“All the top countries tend to have high values for all six of the key variables that have been found to support well-being: income, healthy life, expectancy, social support, freedom, trust and generosity,” the report read.
This year’s report, released a day before World Happiness Day, highlighted that the happiness index is closely tied to how immigrants of a country feel. It explained that countries with the happiest immigrants aren’t the necessarily more wealthy, but they tend to offer a balanced lifestyle and social services.
It pointed out that Finland also holds the top ranking in among countries in immigrant happiness. The country has about 300,000 foreigners and residents with foreign roots, out of its 5.5 million people.
WATCH: Happiness is real and can be created through good emotional habits, psychologist says
John Helliwell, a co-editor of the World Happiness Report and professor emeritus of economics at the University of British Columbia, said locally-born residents’ and foreigners’ happiness is closely related.
“The most striking finding of the report is the remarkable consistency between the happiness of immigrants and the locally born,” Helliwell said. “Those who move to happier countries gain, while those who move to less happy countries lose.”
While Canada stayed at the same ranking this year, the report notes that its happiness level has dropped slightly in the last few years. In years before 2017, Canada typically took the 5th or 6th spot.
Researchers compared data from 2008-2010 to rankings from 2015-2017, to find that Canada’s score has decreased -0.213 over that period.
WATCH: Why keeping a journal could be the key to happiness
But Canada fared significantly better than its neighbours down south. The United States dropped in the ranking to 18th place from 14th last year.
“The U.S. is in the midst of a complex and worsening public health crisis, involving epidemics of obesity, opioid addiction, and major depressive disorder that are all remarkable by global standards,” the report explained.
The U.S. has never been in the top 10.
The lowest-ranking countries on the happiness scale included ones where there is political unrest, violence or economic uncertainty.

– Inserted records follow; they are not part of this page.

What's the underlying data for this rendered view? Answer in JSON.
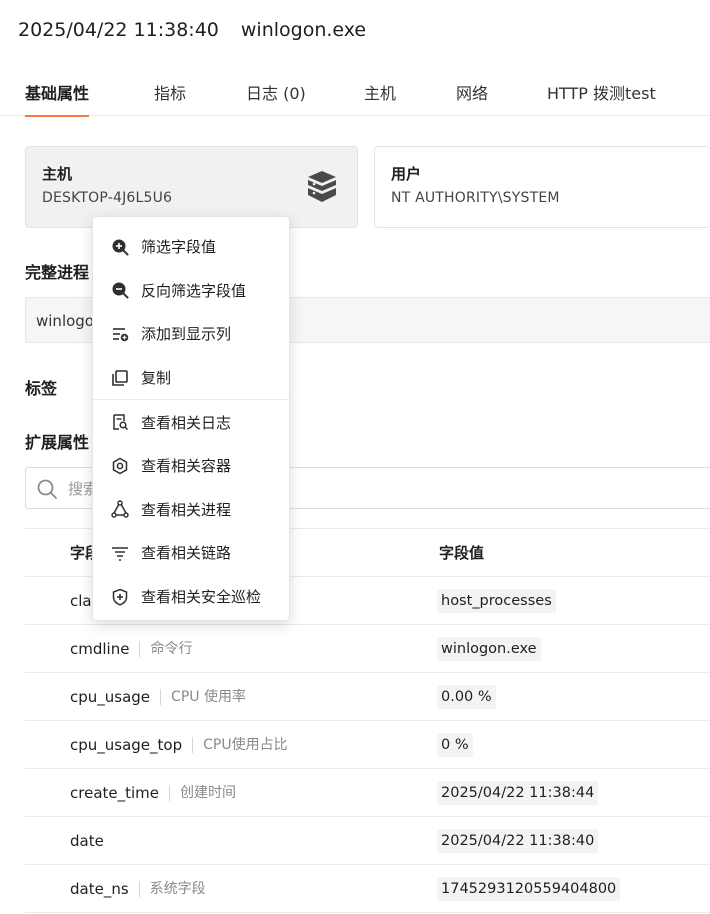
{
  "header": {
    "timestamp": "2025/04/22 11:38:40",
    "process": "winlogon.exe"
  },
  "tabs": [
    {
      "label": "基础属性",
      "active": true
    },
    {
      "label": "指标"
    },
    {
      "label": "日志 (0)"
    },
    {
      "label": "主机"
    },
    {
      "label": "网络"
    },
    {
      "label": "HTTP 拨测test"
    }
  ],
  "cards": {
    "host": {
      "label": "主机",
      "value": "DESKTOP-4J6L5U6",
      "icon": "database-server-icon"
    },
    "user": {
      "label": "用户",
      "value": "NT AUTHORITY\\SYSTEM"
    }
  },
  "sections": {
    "full_process": "完整进程",
    "full_process_value": "winlogo",
    "tags": "标签",
    "ext_attrs": "扩展属性"
  },
  "search": {
    "placeholder": "搜索"
  },
  "table": {
    "header": {
      "field": "字段",
      "value": "字段值"
    },
    "rows": [
      {
        "field": "cla",
        "zh": "",
        "value": "host_processes"
      },
      {
        "field": "cmdline",
        "zh": "命令行",
        "value": "winlogon.exe"
      },
      {
        "field": "cpu_usage",
        "zh": "CPU 使用率",
        "value": "0.00 %"
      },
      {
        "field": "cpu_usage_top",
        "zh": "CPU使用占比",
        "value": "0 %"
      },
      {
        "field": "create_time",
        "zh": "创建时间",
        "value": "2025/04/22 11:38:44"
      },
      {
        "field": "date",
        "zh": "",
        "value": "2025/04/22 11:38:40"
      },
      {
        "field": "date_ns",
        "zh": "系统字段",
        "value": "1745293120559404800"
      }
    ]
  },
  "context_menu": {
    "items": [
      {
        "label": "筛选字段值",
        "icon": "zoom-in-icon"
      },
      {
        "label": "反向筛选字段值",
        "icon": "zoom-out-icon"
      },
      {
        "label": "添加到显示列",
        "icon": "add-column-icon"
      },
      {
        "label": "复制",
        "icon": "copy-icon"
      },
      {
        "label": "查看相关日志",
        "icon": "log-search-icon"
      },
      {
        "label": "查看相关容器",
        "icon": "container-icon"
      },
      {
        "label": "查看相关进程",
        "icon": "process-icon"
      },
      {
        "label": "查看相关链路",
        "icon": "trace-icon"
      },
      {
        "label": "查看相关安全巡检",
        "icon": "shield-icon"
      }
    ]
  },
  "colors": {
    "accent": "#f27a3a"
  }
}
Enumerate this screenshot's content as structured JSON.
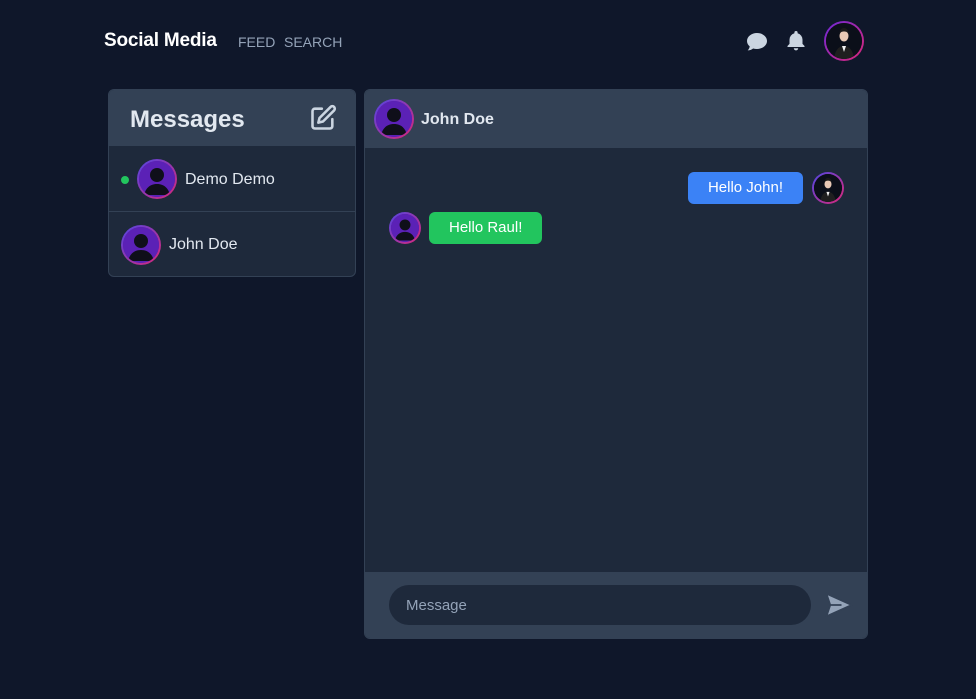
{
  "nav": {
    "brand": "Social Media",
    "links": [
      "FEED",
      "SEARCH"
    ],
    "icons": [
      "chat-bubble-icon",
      "bell-icon"
    ]
  },
  "messages": {
    "title": "Messages",
    "conversations": [
      {
        "name": "Demo Demo",
        "online": true
      },
      {
        "name": "John Doe",
        "online": false
      }
    ]
  },
  "chat": {
    "contact_name": "John Doe",
    "messages": [
      {
        "text": "Hello John!",
        "direction": "outgoing"
      },
      {
        "text": "Hello Raul!",
        "direction": "incoming"
      }
    ],
    "input_placeholder": "Message"
  },
  "colors": {
    "background": "#0f172a",
    "panel": "#1e293b",
    "panel_header": "#334155",
    "outgoing_bubble": "#3b82f6",
    "incoming_bubble": "#22c55e",
    "online": "#22c55e"
  }
}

Burudi ranked lowest, with Central Africa Republic, South Sudan, Tanzania and Yemen rounding out the bottom five.
— With files from The Associated Press